Would you give the records below again, exactly and completely?

- DATASET EXCERPTS -
_ _ _

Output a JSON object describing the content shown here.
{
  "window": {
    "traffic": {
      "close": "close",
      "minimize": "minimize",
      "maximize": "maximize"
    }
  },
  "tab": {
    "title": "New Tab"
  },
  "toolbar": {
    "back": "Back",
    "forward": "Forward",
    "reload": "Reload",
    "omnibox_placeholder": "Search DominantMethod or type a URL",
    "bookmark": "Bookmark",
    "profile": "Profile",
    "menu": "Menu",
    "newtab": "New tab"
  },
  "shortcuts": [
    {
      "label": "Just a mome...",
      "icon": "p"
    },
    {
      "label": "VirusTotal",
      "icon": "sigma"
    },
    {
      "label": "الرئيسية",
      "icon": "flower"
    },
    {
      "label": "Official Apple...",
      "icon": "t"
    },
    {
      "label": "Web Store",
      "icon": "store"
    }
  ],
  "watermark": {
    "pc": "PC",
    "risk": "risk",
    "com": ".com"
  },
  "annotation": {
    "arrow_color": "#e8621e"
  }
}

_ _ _

- TASK RESULT -
Output a JSON object describing the content shown here.
{
  "window": {
    "traffic": {
      "close": "close",
      "minimize": "minimize",
      "maximize": "maximize"
    }
  },
  "tab": {
    "title": "New Tab"
  },
  "toolbar": {
    "back": "Back",
    "forward": "Forward",
    "reload": "Reload",
    "omnibox_placeholder": "Search DominantMethod or type a URL",
    "bookmark": "Bookmark",
    "profile": "Profile",
    "menu": "Menu",
    "newtab": "New tab"
  },
  "shortcuts": [
    {
      "label": "Just a mome...",
      "icon": "p"
    },
    {
      "label": "VirusTotal",
      "icon": "sigma"
    },
    {
      "label": "الرئيسية",
      "icon": "flower"
    },
    {
      "label": "Official Apple...",
      "icon": "t"
    },
    {
      "label": "Web Store",
      "icon": "store"
    }
  ],
  "watermark": {
    "pc": "PC",
    "risk": "risk",
    "com": ".com"
  },
  "annotation": {
    "arrow_color": "#e8621e"
  }
}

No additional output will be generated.